Stored items from a collection:

● ● ●

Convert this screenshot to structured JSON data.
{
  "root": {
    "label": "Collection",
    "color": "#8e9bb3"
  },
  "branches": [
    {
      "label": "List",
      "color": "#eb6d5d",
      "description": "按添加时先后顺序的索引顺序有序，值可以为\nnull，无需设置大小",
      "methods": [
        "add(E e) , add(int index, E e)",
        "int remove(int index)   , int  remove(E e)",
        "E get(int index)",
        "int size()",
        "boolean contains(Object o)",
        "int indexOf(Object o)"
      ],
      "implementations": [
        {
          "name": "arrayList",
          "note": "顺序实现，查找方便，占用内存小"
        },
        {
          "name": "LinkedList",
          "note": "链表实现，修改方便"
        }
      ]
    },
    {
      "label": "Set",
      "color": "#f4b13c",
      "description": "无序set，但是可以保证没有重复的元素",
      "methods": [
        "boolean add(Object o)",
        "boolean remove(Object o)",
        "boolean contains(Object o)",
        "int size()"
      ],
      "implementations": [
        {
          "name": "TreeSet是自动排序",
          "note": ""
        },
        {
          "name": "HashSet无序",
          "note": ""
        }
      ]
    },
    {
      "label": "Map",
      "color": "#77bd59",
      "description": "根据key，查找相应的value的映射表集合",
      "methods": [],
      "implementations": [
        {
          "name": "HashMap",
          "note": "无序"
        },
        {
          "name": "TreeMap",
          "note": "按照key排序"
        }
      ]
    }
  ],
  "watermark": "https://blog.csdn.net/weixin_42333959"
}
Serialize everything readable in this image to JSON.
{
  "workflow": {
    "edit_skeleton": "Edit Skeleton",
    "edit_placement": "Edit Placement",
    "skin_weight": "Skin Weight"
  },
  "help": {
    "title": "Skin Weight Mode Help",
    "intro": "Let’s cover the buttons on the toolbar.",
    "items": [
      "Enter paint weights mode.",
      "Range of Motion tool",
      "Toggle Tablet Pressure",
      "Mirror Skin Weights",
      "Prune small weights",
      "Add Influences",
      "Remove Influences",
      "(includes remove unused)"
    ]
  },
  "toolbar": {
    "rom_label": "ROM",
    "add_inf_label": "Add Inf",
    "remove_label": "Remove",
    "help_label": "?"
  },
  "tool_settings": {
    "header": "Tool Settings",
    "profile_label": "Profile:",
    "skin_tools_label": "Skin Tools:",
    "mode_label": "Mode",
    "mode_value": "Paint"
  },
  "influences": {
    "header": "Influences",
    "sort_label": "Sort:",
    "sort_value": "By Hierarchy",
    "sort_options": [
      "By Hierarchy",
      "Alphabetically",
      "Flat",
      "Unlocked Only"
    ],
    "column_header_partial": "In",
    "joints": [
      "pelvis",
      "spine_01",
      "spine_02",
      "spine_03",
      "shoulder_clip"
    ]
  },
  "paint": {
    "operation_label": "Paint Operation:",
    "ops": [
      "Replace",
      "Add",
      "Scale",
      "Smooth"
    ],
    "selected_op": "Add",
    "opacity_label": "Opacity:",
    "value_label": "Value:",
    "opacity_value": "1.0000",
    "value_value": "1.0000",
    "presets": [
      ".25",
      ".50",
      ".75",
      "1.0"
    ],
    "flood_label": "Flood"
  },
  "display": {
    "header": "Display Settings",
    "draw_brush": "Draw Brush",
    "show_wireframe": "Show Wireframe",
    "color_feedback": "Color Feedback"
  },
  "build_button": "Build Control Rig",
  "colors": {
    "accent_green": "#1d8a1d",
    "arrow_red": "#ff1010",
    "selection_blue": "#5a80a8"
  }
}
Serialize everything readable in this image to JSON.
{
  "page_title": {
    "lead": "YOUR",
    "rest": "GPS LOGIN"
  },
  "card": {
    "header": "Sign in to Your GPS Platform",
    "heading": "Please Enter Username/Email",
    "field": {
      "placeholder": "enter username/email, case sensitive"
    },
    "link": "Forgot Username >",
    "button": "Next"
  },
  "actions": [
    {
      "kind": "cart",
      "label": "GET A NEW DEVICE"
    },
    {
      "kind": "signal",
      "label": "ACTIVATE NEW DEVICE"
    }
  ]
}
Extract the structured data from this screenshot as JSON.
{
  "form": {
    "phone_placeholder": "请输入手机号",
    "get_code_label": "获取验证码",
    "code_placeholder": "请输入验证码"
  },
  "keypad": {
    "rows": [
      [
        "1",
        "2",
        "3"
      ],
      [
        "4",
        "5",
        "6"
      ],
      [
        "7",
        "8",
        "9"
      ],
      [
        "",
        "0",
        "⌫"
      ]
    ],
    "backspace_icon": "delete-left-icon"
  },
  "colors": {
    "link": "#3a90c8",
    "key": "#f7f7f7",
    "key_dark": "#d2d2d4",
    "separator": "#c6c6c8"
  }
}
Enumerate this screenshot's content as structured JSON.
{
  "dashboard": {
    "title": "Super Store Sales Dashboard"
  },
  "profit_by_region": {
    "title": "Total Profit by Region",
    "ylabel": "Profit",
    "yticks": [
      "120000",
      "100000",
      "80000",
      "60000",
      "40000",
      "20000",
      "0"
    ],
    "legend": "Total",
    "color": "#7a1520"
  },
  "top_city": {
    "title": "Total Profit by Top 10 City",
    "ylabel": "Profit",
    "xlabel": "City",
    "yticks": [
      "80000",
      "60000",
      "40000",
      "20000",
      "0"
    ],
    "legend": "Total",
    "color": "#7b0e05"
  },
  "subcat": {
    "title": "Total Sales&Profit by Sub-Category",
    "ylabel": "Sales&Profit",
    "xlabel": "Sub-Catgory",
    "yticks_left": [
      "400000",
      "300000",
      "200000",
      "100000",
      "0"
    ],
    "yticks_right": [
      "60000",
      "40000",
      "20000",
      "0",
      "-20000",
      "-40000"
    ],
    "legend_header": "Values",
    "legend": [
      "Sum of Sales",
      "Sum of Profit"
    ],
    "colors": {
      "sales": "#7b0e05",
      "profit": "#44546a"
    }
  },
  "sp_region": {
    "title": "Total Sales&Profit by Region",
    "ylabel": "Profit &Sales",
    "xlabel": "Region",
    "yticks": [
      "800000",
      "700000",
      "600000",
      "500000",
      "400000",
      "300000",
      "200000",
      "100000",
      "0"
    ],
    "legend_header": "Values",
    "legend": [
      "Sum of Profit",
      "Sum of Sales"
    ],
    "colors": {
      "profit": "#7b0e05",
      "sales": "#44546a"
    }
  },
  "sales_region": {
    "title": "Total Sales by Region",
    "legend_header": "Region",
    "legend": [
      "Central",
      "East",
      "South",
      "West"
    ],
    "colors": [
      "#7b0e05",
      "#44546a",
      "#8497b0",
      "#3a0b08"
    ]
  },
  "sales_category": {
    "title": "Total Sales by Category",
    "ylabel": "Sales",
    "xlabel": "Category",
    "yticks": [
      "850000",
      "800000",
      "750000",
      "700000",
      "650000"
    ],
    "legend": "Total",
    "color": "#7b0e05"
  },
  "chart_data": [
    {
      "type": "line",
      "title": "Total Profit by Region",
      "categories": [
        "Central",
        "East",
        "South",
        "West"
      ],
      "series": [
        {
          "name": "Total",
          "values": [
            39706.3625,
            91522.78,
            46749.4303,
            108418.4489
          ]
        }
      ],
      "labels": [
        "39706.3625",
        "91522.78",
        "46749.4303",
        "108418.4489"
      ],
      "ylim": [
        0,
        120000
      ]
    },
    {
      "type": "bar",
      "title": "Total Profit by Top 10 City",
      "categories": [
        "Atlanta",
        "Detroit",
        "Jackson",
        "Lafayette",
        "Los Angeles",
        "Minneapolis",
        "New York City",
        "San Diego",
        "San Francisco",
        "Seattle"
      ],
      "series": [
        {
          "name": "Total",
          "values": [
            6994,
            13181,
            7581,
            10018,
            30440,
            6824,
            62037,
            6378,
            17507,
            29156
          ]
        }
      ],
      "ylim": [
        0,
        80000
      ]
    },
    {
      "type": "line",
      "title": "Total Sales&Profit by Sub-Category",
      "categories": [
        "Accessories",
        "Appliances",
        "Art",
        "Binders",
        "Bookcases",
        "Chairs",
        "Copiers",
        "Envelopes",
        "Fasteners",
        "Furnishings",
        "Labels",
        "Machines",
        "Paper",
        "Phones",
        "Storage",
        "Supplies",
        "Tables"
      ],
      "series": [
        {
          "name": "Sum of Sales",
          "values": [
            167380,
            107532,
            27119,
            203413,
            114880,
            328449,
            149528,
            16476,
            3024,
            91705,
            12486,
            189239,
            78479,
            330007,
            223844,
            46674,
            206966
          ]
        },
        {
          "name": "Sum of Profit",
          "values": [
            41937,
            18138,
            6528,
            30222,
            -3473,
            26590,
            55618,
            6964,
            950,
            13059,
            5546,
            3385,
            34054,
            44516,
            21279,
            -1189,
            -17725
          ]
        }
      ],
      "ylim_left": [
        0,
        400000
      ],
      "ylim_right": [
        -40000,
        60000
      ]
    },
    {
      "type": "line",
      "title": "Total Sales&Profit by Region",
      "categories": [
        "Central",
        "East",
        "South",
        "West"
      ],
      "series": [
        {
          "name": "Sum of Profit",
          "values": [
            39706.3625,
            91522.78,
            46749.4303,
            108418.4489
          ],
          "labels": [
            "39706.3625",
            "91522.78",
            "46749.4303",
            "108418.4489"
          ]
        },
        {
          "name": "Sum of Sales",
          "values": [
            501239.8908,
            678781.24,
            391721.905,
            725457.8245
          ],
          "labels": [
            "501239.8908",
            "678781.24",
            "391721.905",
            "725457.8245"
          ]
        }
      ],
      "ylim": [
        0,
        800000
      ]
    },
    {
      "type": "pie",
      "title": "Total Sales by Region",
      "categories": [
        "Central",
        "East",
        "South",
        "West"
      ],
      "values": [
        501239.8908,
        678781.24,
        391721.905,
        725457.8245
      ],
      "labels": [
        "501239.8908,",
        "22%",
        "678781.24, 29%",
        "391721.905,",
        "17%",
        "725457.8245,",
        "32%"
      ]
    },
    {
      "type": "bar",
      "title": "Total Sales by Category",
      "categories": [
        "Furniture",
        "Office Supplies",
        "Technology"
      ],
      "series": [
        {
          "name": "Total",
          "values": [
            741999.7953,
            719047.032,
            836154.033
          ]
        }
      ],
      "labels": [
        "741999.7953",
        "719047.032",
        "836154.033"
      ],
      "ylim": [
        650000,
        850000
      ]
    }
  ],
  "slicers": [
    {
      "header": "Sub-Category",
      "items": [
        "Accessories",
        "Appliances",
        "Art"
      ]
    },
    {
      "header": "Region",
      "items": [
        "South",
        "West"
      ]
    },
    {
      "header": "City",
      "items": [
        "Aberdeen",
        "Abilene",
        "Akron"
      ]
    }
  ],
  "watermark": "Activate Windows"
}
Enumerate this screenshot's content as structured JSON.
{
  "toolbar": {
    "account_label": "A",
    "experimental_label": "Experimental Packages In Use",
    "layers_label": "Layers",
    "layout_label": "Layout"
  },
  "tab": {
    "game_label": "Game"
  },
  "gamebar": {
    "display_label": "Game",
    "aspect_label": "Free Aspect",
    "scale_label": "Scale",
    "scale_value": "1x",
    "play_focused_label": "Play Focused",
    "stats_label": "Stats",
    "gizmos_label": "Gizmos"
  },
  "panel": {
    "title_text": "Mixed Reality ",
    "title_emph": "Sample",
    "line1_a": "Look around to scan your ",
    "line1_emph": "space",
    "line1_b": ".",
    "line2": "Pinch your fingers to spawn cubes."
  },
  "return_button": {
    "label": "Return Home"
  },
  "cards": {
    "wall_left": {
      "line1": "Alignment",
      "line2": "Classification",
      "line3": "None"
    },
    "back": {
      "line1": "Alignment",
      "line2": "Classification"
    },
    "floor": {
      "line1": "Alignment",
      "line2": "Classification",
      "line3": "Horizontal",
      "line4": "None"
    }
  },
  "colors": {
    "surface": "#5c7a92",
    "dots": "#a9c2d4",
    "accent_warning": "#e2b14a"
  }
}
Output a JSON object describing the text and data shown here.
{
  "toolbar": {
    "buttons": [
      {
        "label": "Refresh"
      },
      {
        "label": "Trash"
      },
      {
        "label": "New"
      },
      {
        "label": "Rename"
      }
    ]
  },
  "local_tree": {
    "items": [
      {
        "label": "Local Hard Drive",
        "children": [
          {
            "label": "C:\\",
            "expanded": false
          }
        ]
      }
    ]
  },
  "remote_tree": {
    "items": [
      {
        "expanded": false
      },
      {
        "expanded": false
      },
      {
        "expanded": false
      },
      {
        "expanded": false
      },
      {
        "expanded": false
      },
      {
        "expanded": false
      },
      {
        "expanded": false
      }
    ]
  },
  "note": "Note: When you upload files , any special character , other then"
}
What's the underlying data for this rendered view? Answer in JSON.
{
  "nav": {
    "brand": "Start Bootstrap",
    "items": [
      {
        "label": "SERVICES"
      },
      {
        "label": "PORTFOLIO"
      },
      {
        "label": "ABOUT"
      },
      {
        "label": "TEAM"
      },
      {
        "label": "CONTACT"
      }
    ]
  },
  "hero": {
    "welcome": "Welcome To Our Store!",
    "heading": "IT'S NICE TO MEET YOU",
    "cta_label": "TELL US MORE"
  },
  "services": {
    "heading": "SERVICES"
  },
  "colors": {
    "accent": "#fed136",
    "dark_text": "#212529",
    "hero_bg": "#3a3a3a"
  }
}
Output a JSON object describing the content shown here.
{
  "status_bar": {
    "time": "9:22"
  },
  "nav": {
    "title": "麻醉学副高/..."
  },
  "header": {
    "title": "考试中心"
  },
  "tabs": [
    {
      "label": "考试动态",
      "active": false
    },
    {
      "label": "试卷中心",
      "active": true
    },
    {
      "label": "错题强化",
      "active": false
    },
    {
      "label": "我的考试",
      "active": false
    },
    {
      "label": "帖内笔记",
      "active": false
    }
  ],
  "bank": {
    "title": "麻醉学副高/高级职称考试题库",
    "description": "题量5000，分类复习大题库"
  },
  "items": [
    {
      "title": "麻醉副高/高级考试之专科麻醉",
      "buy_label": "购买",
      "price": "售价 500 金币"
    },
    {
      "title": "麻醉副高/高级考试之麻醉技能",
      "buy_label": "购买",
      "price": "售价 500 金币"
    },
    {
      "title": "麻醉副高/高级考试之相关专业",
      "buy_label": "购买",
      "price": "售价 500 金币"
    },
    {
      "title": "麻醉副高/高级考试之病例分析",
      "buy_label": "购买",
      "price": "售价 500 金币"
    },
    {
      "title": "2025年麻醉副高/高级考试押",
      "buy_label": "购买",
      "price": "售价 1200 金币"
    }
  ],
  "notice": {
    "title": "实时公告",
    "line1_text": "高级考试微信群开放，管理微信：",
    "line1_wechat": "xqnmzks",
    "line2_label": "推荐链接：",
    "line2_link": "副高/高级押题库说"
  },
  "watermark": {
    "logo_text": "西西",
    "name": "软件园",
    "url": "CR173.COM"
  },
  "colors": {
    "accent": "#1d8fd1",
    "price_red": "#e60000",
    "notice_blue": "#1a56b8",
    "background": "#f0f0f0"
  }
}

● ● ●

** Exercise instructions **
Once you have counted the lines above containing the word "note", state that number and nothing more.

** Solution to the problem **
7